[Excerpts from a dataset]

================

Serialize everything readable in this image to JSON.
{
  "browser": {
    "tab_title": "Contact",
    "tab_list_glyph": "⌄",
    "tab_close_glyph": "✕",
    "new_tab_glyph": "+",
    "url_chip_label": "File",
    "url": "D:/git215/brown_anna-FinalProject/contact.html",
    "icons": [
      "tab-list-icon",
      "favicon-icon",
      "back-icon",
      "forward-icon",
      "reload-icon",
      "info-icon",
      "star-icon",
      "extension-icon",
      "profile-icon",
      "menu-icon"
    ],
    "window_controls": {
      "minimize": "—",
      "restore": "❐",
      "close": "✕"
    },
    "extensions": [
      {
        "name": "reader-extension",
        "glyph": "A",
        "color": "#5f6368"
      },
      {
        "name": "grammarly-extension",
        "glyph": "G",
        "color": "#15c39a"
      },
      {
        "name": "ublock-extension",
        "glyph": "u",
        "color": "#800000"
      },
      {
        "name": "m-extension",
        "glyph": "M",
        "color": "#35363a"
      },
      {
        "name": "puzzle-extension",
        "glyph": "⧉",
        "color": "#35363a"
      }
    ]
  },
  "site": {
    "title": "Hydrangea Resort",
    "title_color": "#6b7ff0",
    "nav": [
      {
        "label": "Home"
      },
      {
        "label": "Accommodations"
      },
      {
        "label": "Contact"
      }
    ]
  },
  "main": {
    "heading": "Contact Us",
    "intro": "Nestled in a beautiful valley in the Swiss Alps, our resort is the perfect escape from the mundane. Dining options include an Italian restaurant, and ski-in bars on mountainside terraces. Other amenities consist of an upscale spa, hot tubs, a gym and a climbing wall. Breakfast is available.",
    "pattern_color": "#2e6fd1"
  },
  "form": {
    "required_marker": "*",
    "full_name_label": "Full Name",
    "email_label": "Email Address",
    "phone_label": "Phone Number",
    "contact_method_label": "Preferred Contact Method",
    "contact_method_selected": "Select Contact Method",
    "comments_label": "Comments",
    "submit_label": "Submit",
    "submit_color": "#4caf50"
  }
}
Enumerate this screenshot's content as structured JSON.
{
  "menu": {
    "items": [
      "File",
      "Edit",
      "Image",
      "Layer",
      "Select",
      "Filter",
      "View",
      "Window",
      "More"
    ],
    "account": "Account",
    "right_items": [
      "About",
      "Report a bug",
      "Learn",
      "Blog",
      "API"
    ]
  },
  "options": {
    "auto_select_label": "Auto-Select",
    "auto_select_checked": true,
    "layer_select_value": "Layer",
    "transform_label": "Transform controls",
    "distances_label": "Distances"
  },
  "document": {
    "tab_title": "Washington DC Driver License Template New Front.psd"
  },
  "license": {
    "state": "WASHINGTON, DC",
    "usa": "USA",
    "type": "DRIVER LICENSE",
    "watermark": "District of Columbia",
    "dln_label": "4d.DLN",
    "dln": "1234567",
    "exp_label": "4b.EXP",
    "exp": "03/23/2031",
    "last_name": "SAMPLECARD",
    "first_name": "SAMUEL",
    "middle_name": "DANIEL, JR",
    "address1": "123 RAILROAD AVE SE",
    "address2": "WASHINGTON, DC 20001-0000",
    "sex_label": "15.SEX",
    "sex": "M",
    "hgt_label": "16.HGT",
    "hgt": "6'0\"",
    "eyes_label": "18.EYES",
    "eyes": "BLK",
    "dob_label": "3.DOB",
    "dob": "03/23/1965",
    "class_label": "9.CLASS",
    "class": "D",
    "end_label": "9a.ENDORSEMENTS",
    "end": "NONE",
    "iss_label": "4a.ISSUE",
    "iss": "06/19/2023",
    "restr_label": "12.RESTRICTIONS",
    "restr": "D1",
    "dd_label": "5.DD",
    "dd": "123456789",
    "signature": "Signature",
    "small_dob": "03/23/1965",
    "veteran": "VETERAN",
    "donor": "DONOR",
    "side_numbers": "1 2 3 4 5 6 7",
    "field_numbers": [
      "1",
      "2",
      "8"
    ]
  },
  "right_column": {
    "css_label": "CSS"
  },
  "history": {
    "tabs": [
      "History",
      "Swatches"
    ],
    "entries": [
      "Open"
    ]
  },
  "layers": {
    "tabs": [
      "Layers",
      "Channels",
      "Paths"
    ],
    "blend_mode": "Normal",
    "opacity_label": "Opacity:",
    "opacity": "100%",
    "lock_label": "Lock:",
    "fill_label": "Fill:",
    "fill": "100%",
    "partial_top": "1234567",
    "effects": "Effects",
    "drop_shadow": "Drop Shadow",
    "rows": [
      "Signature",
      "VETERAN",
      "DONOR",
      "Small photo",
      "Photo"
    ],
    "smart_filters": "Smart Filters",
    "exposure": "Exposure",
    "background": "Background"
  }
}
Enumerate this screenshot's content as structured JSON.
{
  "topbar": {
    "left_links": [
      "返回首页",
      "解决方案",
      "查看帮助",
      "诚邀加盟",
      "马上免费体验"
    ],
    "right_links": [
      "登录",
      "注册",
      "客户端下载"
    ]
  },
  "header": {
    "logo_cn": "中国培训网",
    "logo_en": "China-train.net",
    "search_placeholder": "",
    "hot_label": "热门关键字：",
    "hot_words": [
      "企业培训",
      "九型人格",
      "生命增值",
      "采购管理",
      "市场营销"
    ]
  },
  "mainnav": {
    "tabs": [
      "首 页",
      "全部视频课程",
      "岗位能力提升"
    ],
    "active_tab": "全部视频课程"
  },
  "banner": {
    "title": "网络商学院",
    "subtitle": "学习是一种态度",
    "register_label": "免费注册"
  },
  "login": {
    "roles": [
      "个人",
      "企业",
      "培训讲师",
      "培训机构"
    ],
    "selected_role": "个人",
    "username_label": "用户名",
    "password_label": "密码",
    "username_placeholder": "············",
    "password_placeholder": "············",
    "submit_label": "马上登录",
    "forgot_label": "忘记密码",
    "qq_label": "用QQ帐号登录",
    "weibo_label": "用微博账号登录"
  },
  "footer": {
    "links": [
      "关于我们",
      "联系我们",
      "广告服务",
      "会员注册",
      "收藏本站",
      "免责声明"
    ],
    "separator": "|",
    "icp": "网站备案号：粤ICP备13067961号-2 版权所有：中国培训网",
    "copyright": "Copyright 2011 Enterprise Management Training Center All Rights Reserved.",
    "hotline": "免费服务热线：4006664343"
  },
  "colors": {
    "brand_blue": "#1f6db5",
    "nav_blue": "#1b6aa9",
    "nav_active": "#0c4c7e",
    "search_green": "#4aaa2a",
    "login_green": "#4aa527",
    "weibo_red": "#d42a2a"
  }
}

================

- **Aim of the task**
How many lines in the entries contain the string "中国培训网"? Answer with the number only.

- **Completed task**
2